And so Jesus is executed. Religious powers want him dead so that they can go back to the serious business of being faithful to God. Roman political powers want him dead so that he won't disturb the 'peace' of Rome, the status quo.  And as he hangs on the cross he says, “Father, forgive them, for they don’t know what they’re doing.” He still refuses to bend in to their way of seeing the world. He still refuses to respond in violence or condemnation. There is a profound contrast here. A man whose revolution is characterised by loving his enemies and refusing to take up violence, and powerful violent figures who use their power to crush him and snuff out his life.

One of the big existential questions being posed is one that continues to this day, a question that sits at the heart of the human condition: What is ultimate reality? What prevails? What lasts? Do the powerful and violent win in the end (because sometimes it really looks like it)? Or does self-giving love win in the end? 

The New Testament suggests that the symbol of the resurrection of Jesus is a definite answer to this question. Powerful empires might have all of the force in the world on their side. But even they are no match for the love of God. Jesus rises. Love overcomes. Love is stronger than all the violence of the world put together. 

It is love that is left standing when all is said and done.

The book of Revelation, an apocalpytic fantastical letter written in the latter part of the 1st century images the story this way: There is a beast, powerful, strong, seeking to devour, it comes from the sea – which is a symbol of chaos in the ancient world. And there is a lamb. Not only a lamb, but a lamb that has been slain. The beast symbolises the empire of Rome. And all violent empires and oppressive ways of being in the world. They are antichrist. And there is a lamb that was slain; representing Jesus, and the Spirit of the revolutionary Christ. A refusal to give in to the games of violence, power, domination and oppression.

The paradox of the Christ mystery is that it is the way of the lamb, the way of self-giving love, that prevails in the end.

Another image in the scriptures is that of sacrifice, an image that can be difficult to make sense of in the modern world. It sounds pretty bloody. And it sounds like God is quite angry if he needs the blood of the innocent to calm his anger and wrath.
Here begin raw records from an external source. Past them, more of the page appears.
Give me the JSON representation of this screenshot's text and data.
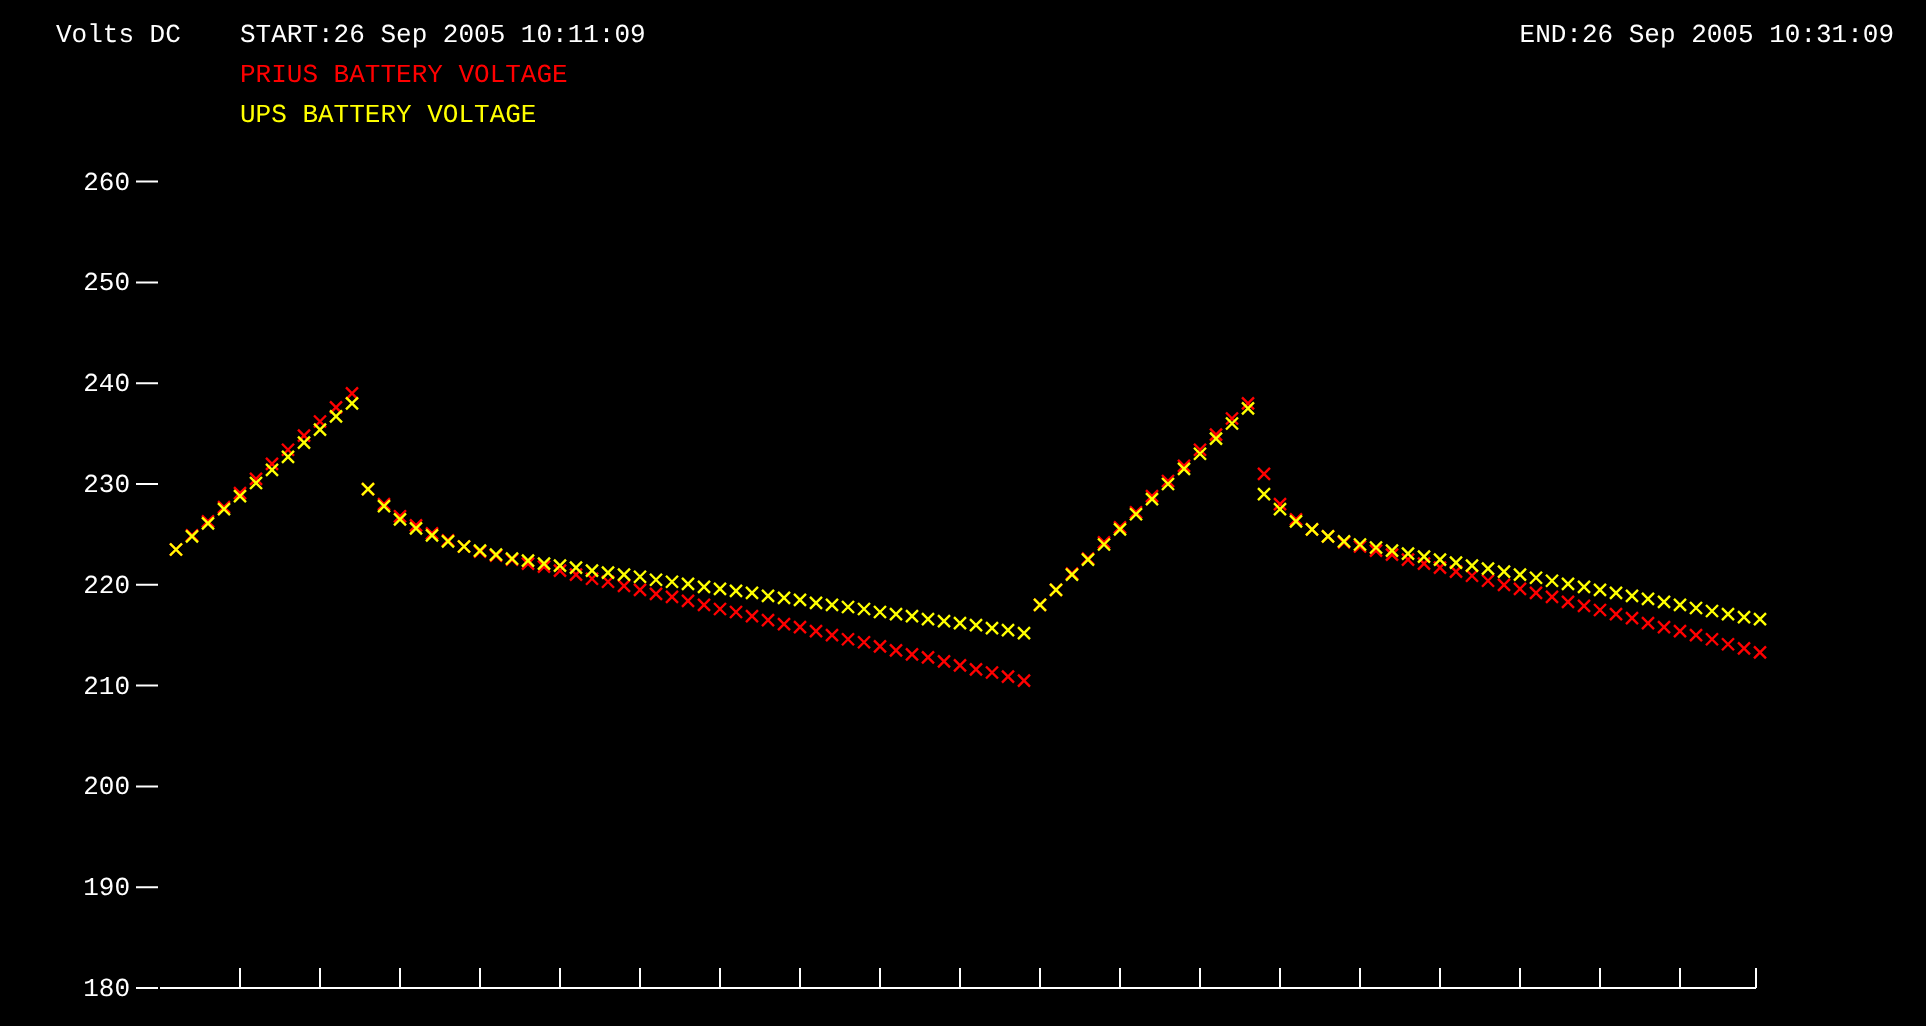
{
  "header": {
    "y_axis_label": "Volts DC",
    "start": "START:26 Sep 2005 10:11:09",
    "end": "END:26 Sep 2005 10:31:09"
  },
  "legend": [
    {
      "label": "PRIUS BATTERY VOLTAGE",
      "color": "#ff0000"
    },
    {
      "label": "UPS BATTERY VOLTAGE",
      "color": "#ffff00"
    }
  ],
  "y_tick_labels": [
    "260",
    "250",
    "240",
    "230",
    "220",
    "210",
    "200",
    "190",
    "180"
  ]
}
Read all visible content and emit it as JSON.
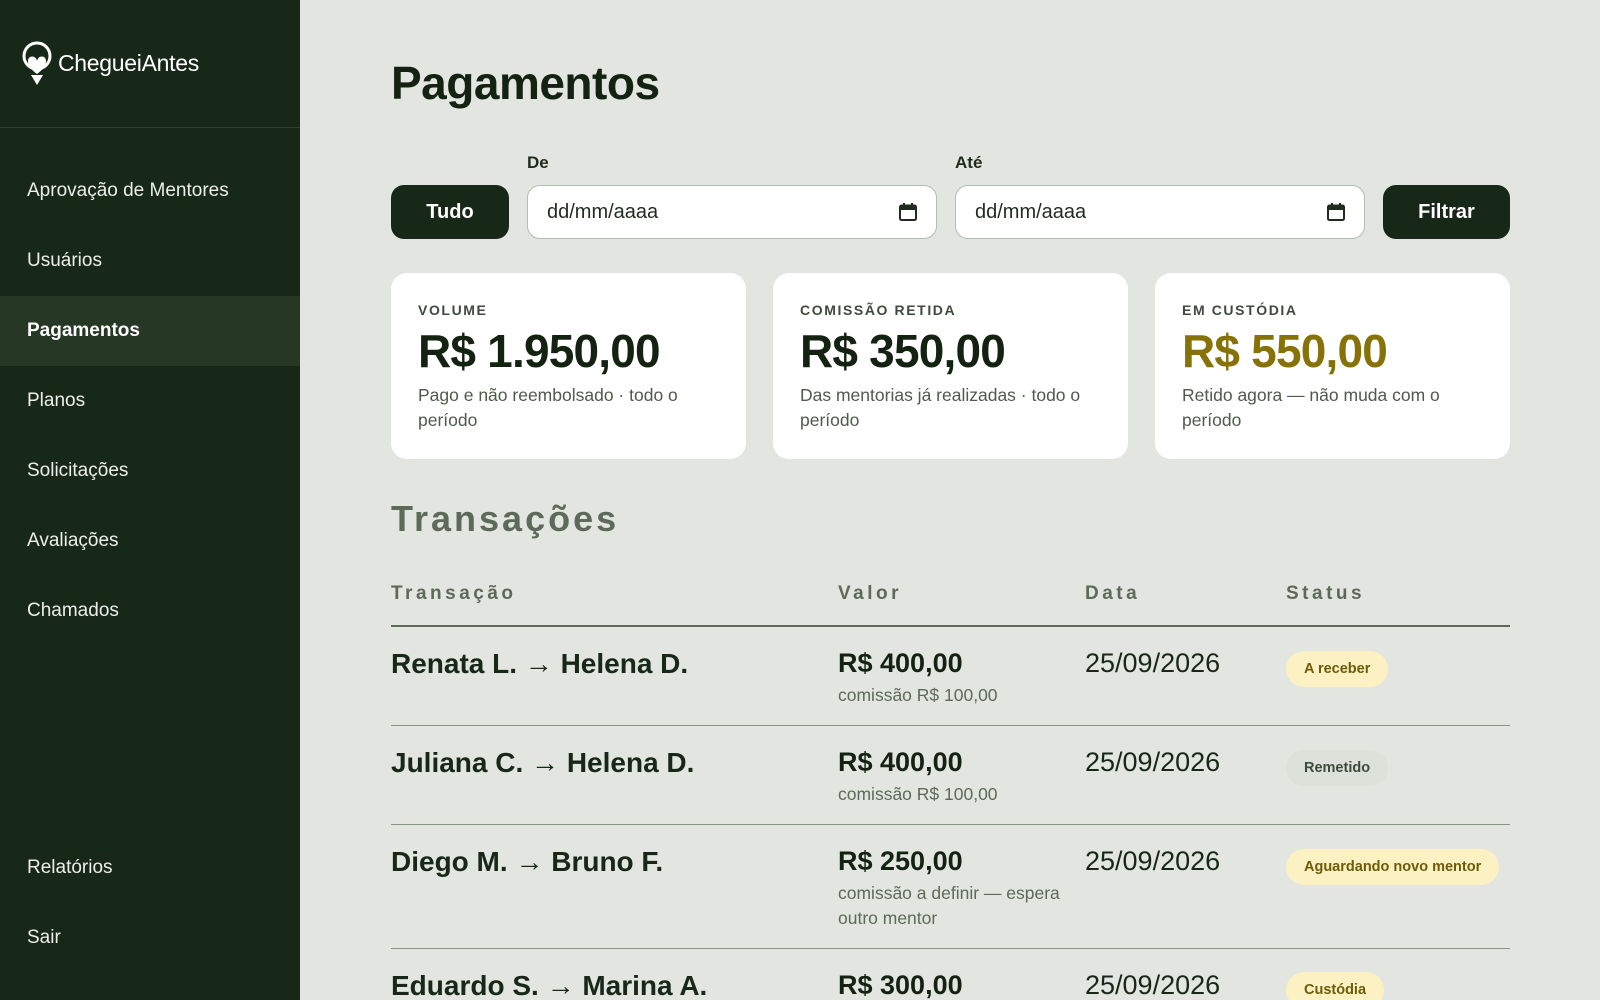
{
  "brand": {
    "name": "CheguеiAntes",
    "logo_icon": "person-heart-icon"
  },
  "sidebar": {
    "items": [
      {
        "label": "Aprovação de Mentores"
      },
      {
        "label": "Usuários"
      },
      {
        "label": "Pagamentos",
        "active": true
      },
      {
        "label": "Planos"
      },
      {
        "label": "Solicitações"
      },
      {
        "label": "Avaliações"
      },
      {
        "label": "Chamados"
      }
    ],
    "bottom_items": [
      {
        "label": "Relatórios"
      },
      {
        "label": "Sair"
      }
    ]
  },
  "page": {
    "title": "Pagamentos"
  },
  "filters": {
    "all_label": "Tudo",
    "from_label": "De",
    "from_placeholder": "dd/mm/aaaa",
    "to_label": "Até",
    "to_placeholder": "dd/mm/aaaa",
    "filter_label": "Filtrar",
    "calendar_icon": "calendar-icon"
  },
  "summary": [
    {
      "label": "VOLUME",
      "value": "R$ 1.950,00",
      "sub": "Pago e não reembolsado · todo o período"
    },
    {
      "label": "COMISSÃO RETIDA",
      "value": "R$ 350,00",
      "sub": "Das mentorias já realizadas · todo o período"
    },
    {
      "label": "EM CUSTÓDIA",
      "value": "R$ 550,00",
      "sub": "Retido agora — não muda com o período"
    }
  ],
  "transactions": {
    "title": "Transações",
    "headers": {
      "transaction": "Transação",
      "value": "Valor",
      "date": "Data",
      "status": "Status"
    },
    "rows": [
      {
        "name": "Renata L. → Helena D.",
        "value": "R$ 400,00",
        "commission": "comissão R$ 100,00",
        "date": "25/09/2026",
        "status": "A receber"
      },
      {
        "name": "Juliana C. → Helena D.",
        "value": "R$ 400,00",
        "commission": "comissão R$ 100,00",
        "date": "25/09/2026",
        "status": "Remetido"
      },
      {
        "name": "Diego M. → Bruno F.",
        "value": "R$ 250,00",
        "commission": "comissão a definir — espera outro mentor",
        "date": "25/09/2026",
        "status": "Aguardando novo mentor"
      },
      {
        "name": "Eduardo S. → Marina A.",
        "value": "R$ 300,00",
        "commission": "",
        "date": "25/09/2026",
        "status": "Custódia"
      }
    ]
  },
  "colors": {
    "sidebar": "#182818",
    "accent_gold": "#877208",
    "badge_yellow": "#fbf1c2",
    "background": "#e2e5e0"
  }
}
The writers of the New Testament look back at this story of Jesus, and they use the language of sacrifice to talk about what Jesus’ death might mean for them. But that doesn’t mean that Jesus’ death was offered to God to satisfy his anger (so that he wouldn’t take it out on us). Even in the Old Testament, when their understanding of God is quite primitive, they recognise that many of the sacrifices they brought to the priests were to be offered to God, cooked and then eaten together as a meal of reconciliation. And the prophets go out of their way to say that God doesn’t need the blood of sacrifices to make him feel better about us. The prophet Isaiah – speaking for God says, “I have no pleasure in the blood of bulls and lambs and goats.”
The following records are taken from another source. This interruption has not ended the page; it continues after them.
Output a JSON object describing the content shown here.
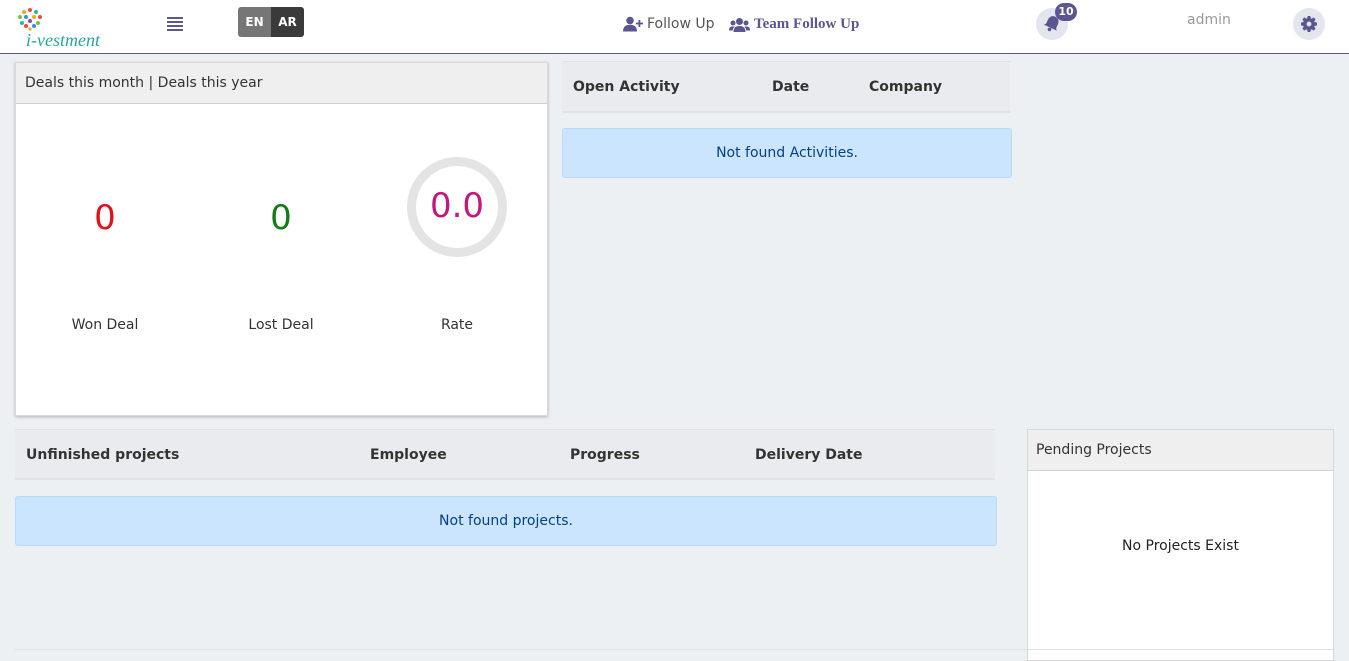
{
  "header": {
    "logo_text": "i-vestment",
    "lang_en": "EN",
    "lang_ar": "AR",
    "follow_up": "Follow Up",
    "team_follow_up": "Team Follow Up",
    "notifications_count": "10",
    "user": "admin"
  },
  "deals": {
    "title": "Deals this month | Deals this year",
    "won_value": "0",
    "won_label": "Won Deal",
    "lost_value": "0",
    "lost_label": "Lost Deal",
    "rate_value": "0.0",
    "rate_label": "Rate"
  },
  "activities": {
    "columns": [
      "Open Activity",
      "Date",
      "Company"
    ],
    "empty": "Not found Activities."
  },
  "projects": {
    "columns": [
      "Unfinished projects",
      "Employee",
      "Progress",
      "Delivery Date"
    ],
    "empty": "Not found projects."
  },
  "pending": {
    "title": "Pending Projects",
    "empty": "No Projects Exist"
  },
  "colors": {
    "brand": "#5b5591",
    "won": "#e0121a",
    "lost": "#147a14",
    "rate": "#c2177d",
    "alert_bg": "#cce5ff"
  }
}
The authors in the New Testament go even further to say that God did not need sacrifice, and that the blood of bulls and goats had nothing to do with God’s ability to forgive us or otherwise. Instead, the claim is that Jesus' death is a death to the entire sacrificial system. It says ‘no more!’ to the spilling of blood as a way to gain God’s approval. This is not what God is like.

You see this in the life of Jesus. He offers forgiveness and blessing freely and willingly, to all the wrong people, and to people who never even asked for it. Jesus offers us an entirely different image of God. And he is killed for it. But to prove the point, to demonstrate that the Jesus’ view of God is better than the violent wrathful view of God, Jesus’ resurrection symbolizes the affirmation of the God who is revealed in Jesus. 

A lamb. The way of love and self-giving always wins in the end. Even over the biggest empire. Even over death.

A sacrifice. To end all sacrifice. God does not need the blood of innocents to forgive. God’s love and God’s kingdom finds its way in all the wrong places and among all the wrong people. 

It is good news of the gospel.